* [Requirement]
The entries below are to be written out again without alteration.

* [Component data from apps and pages]
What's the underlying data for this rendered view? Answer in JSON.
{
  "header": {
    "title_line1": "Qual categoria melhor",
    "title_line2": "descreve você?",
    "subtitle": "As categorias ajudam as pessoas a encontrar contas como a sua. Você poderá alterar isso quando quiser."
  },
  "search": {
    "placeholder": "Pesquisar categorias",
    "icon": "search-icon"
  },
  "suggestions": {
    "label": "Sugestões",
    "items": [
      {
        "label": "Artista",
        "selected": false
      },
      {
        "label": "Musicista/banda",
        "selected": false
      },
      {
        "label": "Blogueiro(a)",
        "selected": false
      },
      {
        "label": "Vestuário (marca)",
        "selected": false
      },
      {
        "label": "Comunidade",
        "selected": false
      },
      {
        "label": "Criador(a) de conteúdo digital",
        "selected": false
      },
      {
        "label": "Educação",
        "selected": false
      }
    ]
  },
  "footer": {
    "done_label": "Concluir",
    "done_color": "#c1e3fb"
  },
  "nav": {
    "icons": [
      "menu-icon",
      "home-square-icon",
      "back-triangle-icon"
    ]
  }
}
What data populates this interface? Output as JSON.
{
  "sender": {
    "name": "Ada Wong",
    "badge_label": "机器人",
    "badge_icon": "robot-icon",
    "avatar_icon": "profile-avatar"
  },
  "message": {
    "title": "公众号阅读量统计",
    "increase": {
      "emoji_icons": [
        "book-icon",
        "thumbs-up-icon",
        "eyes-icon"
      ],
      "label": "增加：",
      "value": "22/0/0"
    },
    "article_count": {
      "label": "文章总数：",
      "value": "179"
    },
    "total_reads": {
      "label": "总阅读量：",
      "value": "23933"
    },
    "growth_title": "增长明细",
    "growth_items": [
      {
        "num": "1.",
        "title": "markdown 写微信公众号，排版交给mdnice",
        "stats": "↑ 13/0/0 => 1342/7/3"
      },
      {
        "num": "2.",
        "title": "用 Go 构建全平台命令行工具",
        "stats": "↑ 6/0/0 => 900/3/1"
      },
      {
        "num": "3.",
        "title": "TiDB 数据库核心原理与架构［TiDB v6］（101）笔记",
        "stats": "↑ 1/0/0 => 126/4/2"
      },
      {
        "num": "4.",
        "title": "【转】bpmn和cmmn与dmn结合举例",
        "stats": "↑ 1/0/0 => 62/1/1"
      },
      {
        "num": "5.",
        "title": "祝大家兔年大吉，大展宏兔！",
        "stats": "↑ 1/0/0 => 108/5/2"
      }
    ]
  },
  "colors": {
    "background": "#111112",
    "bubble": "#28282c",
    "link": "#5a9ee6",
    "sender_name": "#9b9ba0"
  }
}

* [Worked solution]
What's the underlying data for this rendered view? Answer in JSON.
{
  "header": {
    "title_line1": "Qual categoria melhor",
    "title_line2": "descreve você?",
    "subtitle": "As categorias ajudam as pessoas a encontrar contas como a sua. Você poderá alterar isso quando quiser."
  },
  "search": {
    "placeholder": "Pesquisar categorias",
    "icon": "search-icon"
  },
  "suggestions": {
    "label": "Sugestões",
    "items": [
      {
        "label": "Artista",
        "selected": false
      },
      {
        "label": "Musicista/banda",
        "selected": false
      },
      {
        "label": "Blogueiro(a)",
        "selected": false
      },
      {
        "label": "Vestuário (marca)",
        "selected": false
      },
      {
        "label": "Comunidade",
        "selected": false
      },
      {
        "label": "Criador(a) de conteúdo digital",
        "selected": false
      },
      {
        "label": "Educação",
        "selected": false
      }
    ]
  },
  "footer": {
    "done_label": "Concluir",
    "done_color": "#c1e3fb"
  },
  "nav": {
    "icons": [
      "menu-icon",
      "home-square-icon",
      "back-triangle-icon"
    ]
  }
}
What data populates this interface? Output as JSON.
{
  "sender": {
    "name": "Ada Wong",
    "badge_label": "机器人",
    "badge_icon": "robot-icon",
    "avatar_icon": "profile-avatar"
  },
  "message": {
    "title": "公众号阅读量统计",
    "increase": {
      "emoji_icons": [
        "book-icon",
        "thumbs-up-icon",
        "eyes-icon"
      ],
      "label": "增加：",
      "value": "22/0/0"
    },
    "article_count": {
      "label": "文章总数：",
      "value": "179"
    },
    "total_reads": {
      "label": "总阅读量：",
      "value": "23933"
    },
    "growth_title": "增长明细",
    "growth_items": [
      {
        "num": "1.",
        "title": "markdown 写微信公众号，排版交给mdnice",
        "stats": "↑ 13/0/0 => 1342/7/3"
      },
      {
        "num": "2.",
        "title": "用 Go 构建全平台命令行工具",
        "stats": "↑ 6/0/0 => 900/3/1"
      },
      {
        "num": "3.",
        "title": "TiDB 数据库核心原理与架构［TiDB v6］（101）笔记",
        "stats": "↑ 1/0/0 => 126/4/2"
      },
      {
        "num": "4.",
        "title": "【转】bpmn和cmmn与dmn结合举例",
        "stats": "↑ 1/0/0 => 62/1/1"
      },
      {
        "num": "5.",
        "title": "祝大家兔年大吉，大展宏兔！",
        "stats": "↑ 1/0/0 => 108/5/2"
      }
    ]
  },
  "colors": {
    "background": "#111112",
    "bubble": "#28282c",
    "link": "#5a9ee6",
    "sender_name": "#9b9ba0"
  }
}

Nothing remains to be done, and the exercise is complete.